This October marks the 50th anniversary of the Clean Water Act (CWA), the United States’ primary federal legislation protecting water quality. The CWA is meant to minimize water pollution in rivers, lakes, and streams, protecting both public health and wildlife habitat. Fifty years later, and over seventy years after the onset of hydraulic fracturing (or fracking), federal loopholes and the structure of the CWA itself have left fracking largely unregulated. In this report, we share results from a novel analysis of fracking disclosure data showing that 85 chemicals regulated by the CWA have been used in fracking since 2014, totaling nine billion pounds over that time period.
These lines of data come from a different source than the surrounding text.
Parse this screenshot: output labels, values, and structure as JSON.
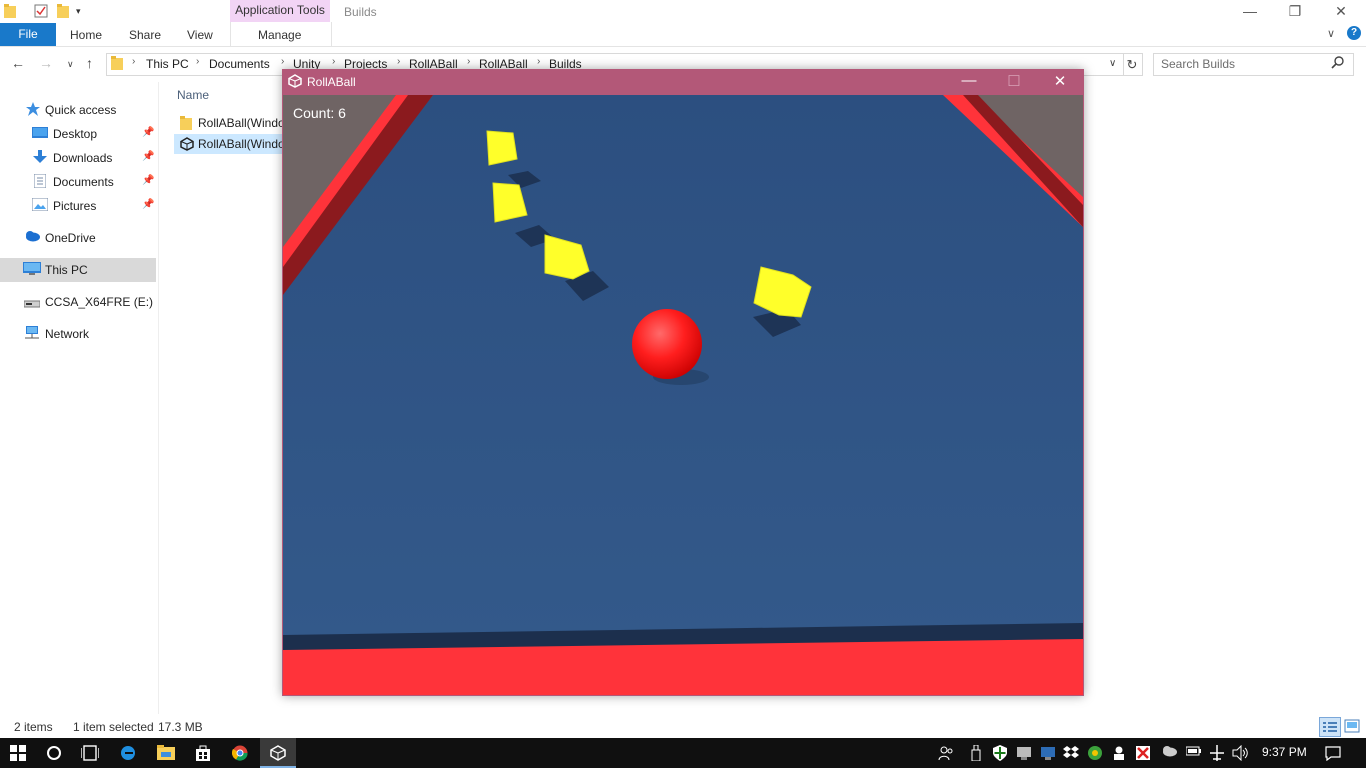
{
  "explorer": {
    "ribbon": {
      "context_group": "Application Tools",
      "window_title": "Builds",
      "tabs": [
        "File",
        "Home",
        "Share",
        "View",
        "Manage"
      ]
    },
    "address": {
      "crumbs": [
        "This PC",
        "Documents",
        "Unity",
        "Projects",
        "RollABall",
        "RollABall",
        "Builds"
      ],
      "search_placeholder": "Search Builds"
    },
    "nav_pane": {
      "items": [
        {
          "label": "Quick access",
          "icon": "star-icon"
        },
        {
          "label": "Desktop",
          "icon": "desktop-icon",
          "pinned": true
        },
        {
          "label": "Downloads",
          "icon": "download-icon",
          "pinned": true
        },
        {
          "label": "Documents",
          "icon": "documents-icon",
          "pinned": true
        },
        {
          "label": "Pictures",
          "icon": "pictures-icon",
          "pinned": true
        },
        {
          "label": "OneDrive",
          "icon": "cloud-icon"
        },
        {
          "label": "This PC",
          "icon": "computer-icon",
          "selected": true
        },
        {
          "label": "CCSA_X64FRE (E:)",
          "icon": "drive-icon"
        },
        {
          "label": "Network",
          "icon": "network-icon"
        }
      ]
    },
    "file_list": {
      "column_name": "Name",
      "files": [
        {
          "label": "RollABall(Windo",
          "icon": "folder-icon"
        },
        {
          "label": "RollABall(Windo",
          "icon": "unity-icon",
          "selected": true
        }
      ]
    },
    "status": {
      "items_count": "2 items",
      "selection": "1 item selected",
      "size": "17.3 MB"
    }
  },
  "game": {
    "title": "RollABall",
    "count_label": "Count: 6"
  },
  "taskbar": {
    "clock": "9:37 PM"
  },
  "colors": {
    "accent_blue": "#1979ca",
    "game_titlebar": "#b35878",
    "game_floor": "#2f5585",
    "wall_red": "#ff3038",
    "pickup_yellow": "#ffff2a",
    "player_red": "#ff2020"
  }
}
We combine this with an analysis of EPA data on oil and gas facilities’ effluent violations, inspections, and penalties that shows simultaneously increasing violation rates and decreasing inspections since 2001. Other key findings include:
- Nine billion pounds of chemicals regulated under the CWA have been reported in fracking operations over the past seven years – roughly the same weight as the water that 1,534 olympic-sized swimming pools can hold.
- The rate of effluent violations has increased since 2015, reaching as high as 80% in 2019. Meanwhile, the rate of facility inspections has shown a marked decrease, from 50-60% in 2001 and 2002 to about 12% in 2022. Only 1,017 facilities (less than half) have reported any inspections since 2001.
- Many fracks used chemicals in masses far greater than their Reportable Quantities (RQs), which are a benchmark for individual chemicals’ relative toxicity by mass. Benzene, which has an RQ of 10 pounds, was used in an average of 6,636 lbs per job. This amounts to an average use of benzene that is 663 times greater than its RQ.
- 17.5% of oil and gas facilities regulated under the CWA’s National Pollutant Discharge Elimination System have reported at least one effluent violation since 2001.
- The two permits with the highest violations are responsible for 346 and 347 violations respectively – more than one a month.
By combining these different data sources within an intentionally fragmented landscape of data on oil and gas extraction, processing, and transport, we are able to create a larger picture of the CWA’s impact on oil and gas across the supply chain. Finally, we recommend changes to the CWA to make it more responsive over the next 50 years as the US deepens its investments in natural gas rather than truly renewable energies.
Author(s): Vivian Underhill, Lourdes Vera, Eric Nost, Kelly Wilkins, Madison Sonnenday, Sara Wylie, and EDGI
Publication Date: October 31st, 2022
Preferred Citation: “50 Years After the Clean Water Act, Toxic Chemicals it Regulates are Still Used in Fracking”, (Environmental Data & Governance Initiative, October 31st, 2022)